*INSTRUCTIONS TO FOLLOW*: Look through the material below for "HistoryModel". Copy every line that contains it.

——————————

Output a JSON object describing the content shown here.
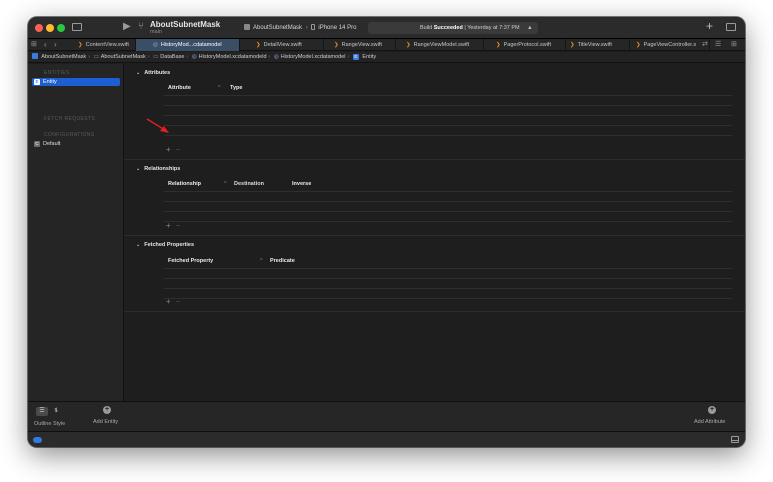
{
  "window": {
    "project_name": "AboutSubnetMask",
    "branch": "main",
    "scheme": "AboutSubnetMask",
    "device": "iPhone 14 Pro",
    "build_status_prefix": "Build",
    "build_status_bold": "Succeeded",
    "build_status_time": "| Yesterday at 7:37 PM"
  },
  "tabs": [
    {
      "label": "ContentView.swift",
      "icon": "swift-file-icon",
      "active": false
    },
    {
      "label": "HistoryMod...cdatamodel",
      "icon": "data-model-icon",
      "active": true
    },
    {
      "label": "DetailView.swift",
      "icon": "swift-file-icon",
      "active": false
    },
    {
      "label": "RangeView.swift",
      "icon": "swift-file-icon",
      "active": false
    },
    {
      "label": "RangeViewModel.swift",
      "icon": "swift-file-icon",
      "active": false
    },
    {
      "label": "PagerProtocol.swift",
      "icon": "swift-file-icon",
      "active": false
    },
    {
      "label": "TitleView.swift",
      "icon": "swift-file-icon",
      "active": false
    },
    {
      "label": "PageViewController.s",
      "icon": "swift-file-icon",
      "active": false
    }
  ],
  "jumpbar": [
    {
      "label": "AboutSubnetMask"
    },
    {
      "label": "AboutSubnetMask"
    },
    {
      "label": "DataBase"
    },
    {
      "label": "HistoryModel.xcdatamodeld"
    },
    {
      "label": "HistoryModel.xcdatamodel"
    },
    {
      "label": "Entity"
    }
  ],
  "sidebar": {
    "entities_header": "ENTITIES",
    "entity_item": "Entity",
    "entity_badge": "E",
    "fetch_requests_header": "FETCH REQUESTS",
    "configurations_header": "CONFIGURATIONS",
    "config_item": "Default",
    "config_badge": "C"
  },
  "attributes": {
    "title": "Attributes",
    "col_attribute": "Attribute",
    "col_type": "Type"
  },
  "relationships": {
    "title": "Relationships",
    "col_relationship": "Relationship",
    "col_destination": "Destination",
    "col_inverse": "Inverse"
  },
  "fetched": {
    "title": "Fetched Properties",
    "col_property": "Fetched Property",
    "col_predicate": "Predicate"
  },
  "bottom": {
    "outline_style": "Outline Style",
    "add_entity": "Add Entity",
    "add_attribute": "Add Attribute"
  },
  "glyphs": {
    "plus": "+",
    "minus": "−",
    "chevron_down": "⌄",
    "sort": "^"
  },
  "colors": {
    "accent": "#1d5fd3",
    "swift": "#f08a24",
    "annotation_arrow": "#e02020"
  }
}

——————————

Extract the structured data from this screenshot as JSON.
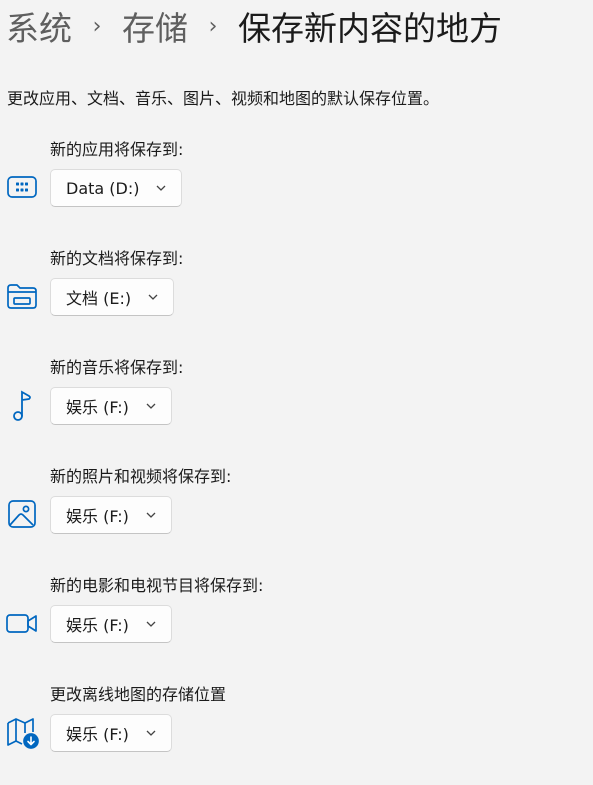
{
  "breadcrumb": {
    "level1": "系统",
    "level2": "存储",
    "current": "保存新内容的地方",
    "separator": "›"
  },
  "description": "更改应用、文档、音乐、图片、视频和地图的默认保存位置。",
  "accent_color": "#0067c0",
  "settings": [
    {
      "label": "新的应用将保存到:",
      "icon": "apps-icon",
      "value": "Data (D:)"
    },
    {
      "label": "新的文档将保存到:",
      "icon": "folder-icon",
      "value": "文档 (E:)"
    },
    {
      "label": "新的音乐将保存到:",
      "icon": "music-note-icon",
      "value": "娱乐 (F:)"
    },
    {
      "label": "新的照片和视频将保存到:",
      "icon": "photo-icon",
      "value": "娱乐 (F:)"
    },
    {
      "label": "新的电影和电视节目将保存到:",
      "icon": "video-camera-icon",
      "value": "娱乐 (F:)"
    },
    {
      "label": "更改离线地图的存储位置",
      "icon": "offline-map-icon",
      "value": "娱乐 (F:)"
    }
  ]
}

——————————

*OUTPUT OF THE EXERCISE*:
      "label": "HistoryModel.xcdatamodeld"
      "label": "HistoryModel.xcdatamodel"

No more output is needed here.